Dirty renewable energy a problem in Rhode IslandAugust 3, 2018
Rhode Island’s clean energy practices need improvement according to new study.
A national study conducted by Washington D.C.-based environmental advocacy group Food & Water Watch, has criticized Rhode Island for using dirty renewable energy sources that the state has declared a part of its renewables program.
Rhode Island’s RES includes generating power from dubious fuels.
In essence, “dirty renewable energy” refers to the generation of energy from natural sources that produce pollution, such as woody biomass and landfill gas, both of which produce greenhouse gas emissions, including carbon dioxide, methane and nitrogen oxide. Rhode Island includes electricity from power facilities that use both woody biomass and landfill gas as part of its Renewable Energy Standard (RES) program.

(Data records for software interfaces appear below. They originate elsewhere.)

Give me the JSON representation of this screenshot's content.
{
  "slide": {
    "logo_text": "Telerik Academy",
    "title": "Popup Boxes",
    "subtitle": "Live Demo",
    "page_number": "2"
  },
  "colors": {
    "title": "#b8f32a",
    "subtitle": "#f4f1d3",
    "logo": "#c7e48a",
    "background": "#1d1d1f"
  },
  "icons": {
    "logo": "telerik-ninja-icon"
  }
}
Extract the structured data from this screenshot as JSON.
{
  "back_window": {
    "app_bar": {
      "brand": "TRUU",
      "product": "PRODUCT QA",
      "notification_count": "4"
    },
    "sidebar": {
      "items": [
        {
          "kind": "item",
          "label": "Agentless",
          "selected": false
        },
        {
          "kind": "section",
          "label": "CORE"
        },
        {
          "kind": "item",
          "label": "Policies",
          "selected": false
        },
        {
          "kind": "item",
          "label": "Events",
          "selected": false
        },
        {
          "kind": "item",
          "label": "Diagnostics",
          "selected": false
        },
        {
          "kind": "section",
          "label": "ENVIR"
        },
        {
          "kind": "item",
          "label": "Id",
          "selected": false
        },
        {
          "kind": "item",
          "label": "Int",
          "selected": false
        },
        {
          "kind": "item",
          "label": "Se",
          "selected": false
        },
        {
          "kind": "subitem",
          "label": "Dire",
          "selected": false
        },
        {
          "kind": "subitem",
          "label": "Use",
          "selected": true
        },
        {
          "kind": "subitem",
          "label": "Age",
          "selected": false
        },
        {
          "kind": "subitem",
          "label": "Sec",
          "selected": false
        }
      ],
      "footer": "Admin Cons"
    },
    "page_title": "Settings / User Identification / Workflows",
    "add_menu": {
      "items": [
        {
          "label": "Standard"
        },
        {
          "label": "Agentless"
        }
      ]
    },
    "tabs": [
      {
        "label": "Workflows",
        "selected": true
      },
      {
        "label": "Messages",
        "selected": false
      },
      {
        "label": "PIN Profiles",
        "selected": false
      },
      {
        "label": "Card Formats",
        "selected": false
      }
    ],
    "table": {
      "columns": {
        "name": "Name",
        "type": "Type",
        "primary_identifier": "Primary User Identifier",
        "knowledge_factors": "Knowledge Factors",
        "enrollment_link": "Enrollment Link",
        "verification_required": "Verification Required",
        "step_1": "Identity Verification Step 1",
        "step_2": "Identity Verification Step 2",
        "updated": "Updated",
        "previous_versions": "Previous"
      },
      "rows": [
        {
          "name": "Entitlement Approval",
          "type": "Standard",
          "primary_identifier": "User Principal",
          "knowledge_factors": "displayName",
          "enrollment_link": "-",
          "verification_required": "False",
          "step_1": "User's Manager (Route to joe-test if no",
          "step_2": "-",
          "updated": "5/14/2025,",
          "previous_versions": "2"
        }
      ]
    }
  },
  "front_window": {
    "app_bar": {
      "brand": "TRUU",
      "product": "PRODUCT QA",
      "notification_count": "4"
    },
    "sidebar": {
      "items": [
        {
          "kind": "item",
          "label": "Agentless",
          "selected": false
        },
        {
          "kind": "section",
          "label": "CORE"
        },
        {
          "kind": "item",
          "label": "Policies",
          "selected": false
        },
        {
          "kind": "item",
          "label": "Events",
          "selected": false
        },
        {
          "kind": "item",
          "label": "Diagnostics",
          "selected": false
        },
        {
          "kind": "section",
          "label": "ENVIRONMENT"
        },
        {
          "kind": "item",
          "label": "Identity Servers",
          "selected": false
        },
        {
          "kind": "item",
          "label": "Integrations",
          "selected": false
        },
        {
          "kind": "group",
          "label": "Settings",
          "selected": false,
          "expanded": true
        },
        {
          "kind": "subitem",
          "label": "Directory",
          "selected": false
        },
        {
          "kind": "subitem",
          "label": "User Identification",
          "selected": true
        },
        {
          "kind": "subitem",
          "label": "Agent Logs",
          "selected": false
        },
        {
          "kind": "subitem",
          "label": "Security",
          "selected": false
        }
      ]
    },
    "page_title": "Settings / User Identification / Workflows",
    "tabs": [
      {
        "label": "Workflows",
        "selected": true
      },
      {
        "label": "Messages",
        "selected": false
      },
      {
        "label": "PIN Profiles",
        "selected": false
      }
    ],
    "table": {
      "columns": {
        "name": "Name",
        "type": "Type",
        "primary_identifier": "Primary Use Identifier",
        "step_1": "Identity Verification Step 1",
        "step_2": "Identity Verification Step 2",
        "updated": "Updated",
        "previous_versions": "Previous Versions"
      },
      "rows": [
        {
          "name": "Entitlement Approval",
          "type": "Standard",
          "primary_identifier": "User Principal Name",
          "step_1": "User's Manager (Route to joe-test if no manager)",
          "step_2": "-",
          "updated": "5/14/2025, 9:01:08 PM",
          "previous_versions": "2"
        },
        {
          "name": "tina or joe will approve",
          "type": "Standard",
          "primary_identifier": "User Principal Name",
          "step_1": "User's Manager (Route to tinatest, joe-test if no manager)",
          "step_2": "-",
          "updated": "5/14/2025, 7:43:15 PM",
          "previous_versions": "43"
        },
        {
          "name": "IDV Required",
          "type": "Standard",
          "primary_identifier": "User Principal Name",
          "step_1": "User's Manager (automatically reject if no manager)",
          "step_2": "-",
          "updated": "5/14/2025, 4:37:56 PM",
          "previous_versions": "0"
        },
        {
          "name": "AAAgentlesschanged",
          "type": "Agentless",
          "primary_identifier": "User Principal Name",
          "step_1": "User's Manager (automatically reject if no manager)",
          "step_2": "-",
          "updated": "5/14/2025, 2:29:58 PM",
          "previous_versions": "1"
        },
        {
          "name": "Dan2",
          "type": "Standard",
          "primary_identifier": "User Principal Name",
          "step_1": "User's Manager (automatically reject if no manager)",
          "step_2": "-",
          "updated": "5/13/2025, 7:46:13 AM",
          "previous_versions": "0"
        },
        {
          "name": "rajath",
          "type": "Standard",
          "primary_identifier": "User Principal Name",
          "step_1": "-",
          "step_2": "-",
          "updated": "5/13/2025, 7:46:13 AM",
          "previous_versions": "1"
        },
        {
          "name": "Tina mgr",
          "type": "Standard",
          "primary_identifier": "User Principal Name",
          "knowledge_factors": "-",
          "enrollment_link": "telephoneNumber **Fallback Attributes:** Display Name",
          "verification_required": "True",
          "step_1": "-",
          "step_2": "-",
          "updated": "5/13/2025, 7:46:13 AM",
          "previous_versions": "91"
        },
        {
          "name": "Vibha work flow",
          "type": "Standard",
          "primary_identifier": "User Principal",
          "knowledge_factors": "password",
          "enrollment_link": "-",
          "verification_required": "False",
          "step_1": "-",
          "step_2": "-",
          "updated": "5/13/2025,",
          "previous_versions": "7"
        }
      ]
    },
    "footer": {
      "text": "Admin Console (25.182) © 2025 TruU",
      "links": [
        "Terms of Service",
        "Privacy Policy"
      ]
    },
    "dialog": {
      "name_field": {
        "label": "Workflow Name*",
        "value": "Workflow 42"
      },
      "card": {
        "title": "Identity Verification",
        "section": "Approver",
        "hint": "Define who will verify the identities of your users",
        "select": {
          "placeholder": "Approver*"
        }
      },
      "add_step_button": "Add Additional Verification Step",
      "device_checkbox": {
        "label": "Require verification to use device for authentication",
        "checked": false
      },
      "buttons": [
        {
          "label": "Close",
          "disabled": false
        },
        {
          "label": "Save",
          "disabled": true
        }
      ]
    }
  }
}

The 24-page report published by Food & Water Watch focuses on the renewable portfolio standard (RPS), which is referred to as the RES by Rhode Island. This program incrementally increases the amount of clean energy from renewables that a utility (e.g. the National Grid), purchases for its customers, reported ecoRI News.
Under the RES, approximately 13% of the state’s electricity is produced from sources that it classifies as renewable. The RES portfolio grows 1.5% every year and the goal is to reach 38.5% renewable power by 2035.
Dirty renewable energy makes up a large percentage of Rhode Island’s RES portfolio.
The landfill gas power plant located in Johnston is Rhode Island’s largest source of renewable energy. It is also its largest RSP energy source. According to a recent Rhode Island Public Utilities Commission, the facility accounts for 35% of the state’s RES portfolio. What’s more, wood-fueled power plants in Main and New Hampshire make up 29% of Rhode Island’s RES.
As previously mentioned, both of these renewable energy sources produce greenhouse gas emissions. The landfill gas facility produces methane and nitrogen oxide while woody biomass is criticized for emitting as much CO2 as coal per kilowatt of energy.
Overall, the Food & Water Watch report gave Rhode Island’s RES program a letter grade of D, and it wasn’t the only state of the 29 evaluated to receive such a poor grade. For instance, Connecticut and New Jersey also received a D grade while Massachusetts and Maryland both received an F.
According to the report, states can improve their RPS programs if they eliminate the use of dirty renewable energy sources like woody biomass and landfill gas. It encourage them to step away from these high-polluting power sources and adopting other renewables to reach a 100% RPS goal.